There is one strange marriage custom among the Zhuang people – the wife stays away from her husband’s house after marriage. The wife will return to her parents’ the day after the wedding, and only during important festivals or busy farming seasons will she live temporarily at her husband’s. It is after the wife’s pregnancy that she begins to live permanently at her husband’s. Before that, the couple might have to live separately for 2 or 3 years, or even longer. This custom is nowadays thought to impair the relationship between the couple, and has gradually gone out of existence.
Zhuang people are fond of singing, and Zhuang areas are also famed as ‘the ocean of songs’. During slack farming seasons, holidays, festivals, or at weddings and funerals, Zhuang people will hold Gexu (singing fairs). On these occasions, young people from nearby villages will wear their finest costumes, and come together at Gexu to sing songs and meet their possible lover.
Besides sharing many festivals with the Han people, Zhuang people also have their own festivals and celebrations. Among them, the Ghost Festival and Singing Festival are the most important ones.
The Ghost Festival falls on July 14 on the lunar calendar, and is considered as the most important festival after the Spring Festival (January 1 on lunar calendar). It is for commemorating ancestors and the late family members. On this day, every family will stop farming, clean up the house, and gather around to prepare sacrifices. Sacrifices include duck meat (a must), rice, Ciba (glutinous rice cakes), fruits, among others. After the sacrifices, family members will sit around at the table and have family dinner together.
The Singing festival, on March 3 on lunar calendar, is a traditional festival for commemoration of Liu Sanjie (Third Sister Liu), a legendary folk singer of Zhuang ethnic group in the Tang Dynasty (618 – 907 AD). She was well-known not only because of her beautiful singing, but also her courage in confronting with local tyrants. A 1960’s film depicting her stories made Liusanjie a household name across China.
On this day, people from nearby villages will come together to an open space to celebrate this joyous occasion. Five-colored glutinous rice, dyed eggs and many other dishes are prepared. This is also a good opportunity for the young people to find their lover.
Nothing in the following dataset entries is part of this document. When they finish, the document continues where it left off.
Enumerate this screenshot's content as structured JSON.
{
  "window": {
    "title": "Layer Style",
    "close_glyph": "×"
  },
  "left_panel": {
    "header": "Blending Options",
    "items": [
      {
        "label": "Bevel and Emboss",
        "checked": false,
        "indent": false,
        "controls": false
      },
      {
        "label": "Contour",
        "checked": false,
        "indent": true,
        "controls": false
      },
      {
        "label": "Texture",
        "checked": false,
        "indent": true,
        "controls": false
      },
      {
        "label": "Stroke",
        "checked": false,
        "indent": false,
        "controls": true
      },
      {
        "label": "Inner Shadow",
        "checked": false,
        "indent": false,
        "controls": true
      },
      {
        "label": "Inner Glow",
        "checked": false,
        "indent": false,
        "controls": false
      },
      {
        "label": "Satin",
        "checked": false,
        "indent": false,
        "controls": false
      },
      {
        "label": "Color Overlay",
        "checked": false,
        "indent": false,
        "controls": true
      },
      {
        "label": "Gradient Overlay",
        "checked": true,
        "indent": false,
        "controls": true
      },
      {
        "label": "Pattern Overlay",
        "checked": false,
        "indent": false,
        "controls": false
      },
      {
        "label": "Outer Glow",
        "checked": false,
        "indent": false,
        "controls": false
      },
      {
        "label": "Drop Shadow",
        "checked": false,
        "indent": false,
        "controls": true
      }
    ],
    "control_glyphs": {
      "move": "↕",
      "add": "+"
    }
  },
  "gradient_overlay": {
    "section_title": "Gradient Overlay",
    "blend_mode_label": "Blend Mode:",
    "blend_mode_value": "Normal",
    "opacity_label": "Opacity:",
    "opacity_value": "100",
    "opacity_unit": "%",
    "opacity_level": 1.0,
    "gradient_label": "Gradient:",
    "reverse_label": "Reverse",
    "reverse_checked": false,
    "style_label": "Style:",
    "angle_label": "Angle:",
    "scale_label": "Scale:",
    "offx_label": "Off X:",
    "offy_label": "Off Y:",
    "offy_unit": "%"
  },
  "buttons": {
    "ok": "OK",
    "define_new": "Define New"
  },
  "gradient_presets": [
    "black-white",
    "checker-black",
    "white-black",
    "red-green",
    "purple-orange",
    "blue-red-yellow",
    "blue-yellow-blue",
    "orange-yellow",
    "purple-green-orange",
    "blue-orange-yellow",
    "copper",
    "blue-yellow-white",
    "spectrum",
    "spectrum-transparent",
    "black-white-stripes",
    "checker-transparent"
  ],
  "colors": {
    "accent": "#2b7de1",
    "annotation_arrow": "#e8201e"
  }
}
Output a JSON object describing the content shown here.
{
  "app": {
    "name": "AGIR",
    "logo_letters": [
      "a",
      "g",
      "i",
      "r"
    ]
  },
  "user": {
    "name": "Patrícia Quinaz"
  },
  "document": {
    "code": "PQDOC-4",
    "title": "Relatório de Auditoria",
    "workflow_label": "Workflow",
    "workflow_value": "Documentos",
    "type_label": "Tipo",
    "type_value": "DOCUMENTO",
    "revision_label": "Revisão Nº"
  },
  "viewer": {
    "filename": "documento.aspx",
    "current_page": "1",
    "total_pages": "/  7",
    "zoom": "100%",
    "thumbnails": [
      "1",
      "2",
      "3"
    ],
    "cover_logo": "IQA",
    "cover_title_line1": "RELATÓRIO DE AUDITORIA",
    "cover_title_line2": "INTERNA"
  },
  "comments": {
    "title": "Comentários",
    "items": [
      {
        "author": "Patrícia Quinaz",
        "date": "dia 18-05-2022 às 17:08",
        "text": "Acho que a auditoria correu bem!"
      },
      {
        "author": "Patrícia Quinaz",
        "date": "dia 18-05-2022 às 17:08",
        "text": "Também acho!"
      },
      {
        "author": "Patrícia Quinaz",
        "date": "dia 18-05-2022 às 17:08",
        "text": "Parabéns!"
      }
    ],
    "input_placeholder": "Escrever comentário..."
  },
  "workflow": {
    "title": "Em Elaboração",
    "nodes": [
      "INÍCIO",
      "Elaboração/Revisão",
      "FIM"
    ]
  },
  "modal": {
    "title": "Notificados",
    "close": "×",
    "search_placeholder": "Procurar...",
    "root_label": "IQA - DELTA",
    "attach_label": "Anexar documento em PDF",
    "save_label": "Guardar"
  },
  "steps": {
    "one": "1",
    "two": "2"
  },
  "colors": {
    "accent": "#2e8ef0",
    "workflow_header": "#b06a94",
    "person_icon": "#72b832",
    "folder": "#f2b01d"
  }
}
Adult singers sing to each other, and try to stump the other by creating lyrical lines that the other cannot match. If a girl and a boy fall in love, the girl will throw an embroidery ball to the boy, and the boy will present her a gift in return.